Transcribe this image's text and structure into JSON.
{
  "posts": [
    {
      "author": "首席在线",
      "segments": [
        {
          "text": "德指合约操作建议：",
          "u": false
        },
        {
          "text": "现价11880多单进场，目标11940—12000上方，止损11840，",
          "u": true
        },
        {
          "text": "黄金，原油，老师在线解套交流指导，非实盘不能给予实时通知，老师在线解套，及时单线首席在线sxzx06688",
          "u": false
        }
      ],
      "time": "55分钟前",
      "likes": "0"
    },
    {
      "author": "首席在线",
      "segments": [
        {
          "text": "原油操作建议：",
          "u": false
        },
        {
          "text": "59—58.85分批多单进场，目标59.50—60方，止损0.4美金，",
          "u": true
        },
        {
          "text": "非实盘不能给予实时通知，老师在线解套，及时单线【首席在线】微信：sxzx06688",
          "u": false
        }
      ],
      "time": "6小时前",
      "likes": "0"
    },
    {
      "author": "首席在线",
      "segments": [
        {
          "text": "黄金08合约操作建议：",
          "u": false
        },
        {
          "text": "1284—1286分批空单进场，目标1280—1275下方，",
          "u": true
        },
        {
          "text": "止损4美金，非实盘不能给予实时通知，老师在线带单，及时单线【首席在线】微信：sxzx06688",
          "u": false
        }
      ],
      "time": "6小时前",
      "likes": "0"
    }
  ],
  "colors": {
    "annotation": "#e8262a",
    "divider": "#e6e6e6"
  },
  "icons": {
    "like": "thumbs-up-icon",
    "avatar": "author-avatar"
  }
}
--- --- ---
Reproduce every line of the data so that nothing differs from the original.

#### [Response to this task]
Transcribe this image's text and structure into JSON.
{
  "posts": [
    {
      "author": "首席在线",
      "segments": [
        {
          "text": "德指合约操作建议：",
          "u": false
        },
        {
          "text": "现价11880多单进场，目标11940—12000上方，止损11840，",
          "u": true
        },
        {
          "text": "黄金，原油，老师在线解套交流指导，非实盘不能给予实时通知，老师在线解套，及时单线首席在线sxzx06688",
          "u": false
        }
      ],
      "time": "55分钟前",
      "likes": "0"
    },
    {
      "author": "首席在线",
      "segments": [
        {
          "text": "原油操作建议：",
          "u": false
        },
        {
          "text": "59—58.85分批多单进场，目标59.50—60方，止损0.4美金，",
          "u": true
        },
        {
          "text": "非实盘不能给予实时通知，老师在线解套，及时单线【首席在线】微信：sxzx06688",
          "u": false
        }
      ],
      "time": "6小时前",
      "likes": "0"
    },
    {
      "author": "首席在线",
      "segments": [
        {
          "text": "黄金08合约操作建议：",
          "u": false
        },
        {
          "text": "1284—1286分批空单进场，目标1280—1275下方，",
          "u": true
        },
        {
          "text": "止损4美金，非实盘不能给予实时通知，老师在线带单，及时单线【首席在线】微信：sxzx06688",
          "u": false
        }
      ],
      "time": "6小时前",
      "likes": "0"
    }
  ],
  "colors": {
    "annotation": "#e8262a",
    "divider": "#e6e6e6"
  },
  "icons": {
    "like": "thumbs-up-icon",
    "avatar": "author-avatar"
  }
}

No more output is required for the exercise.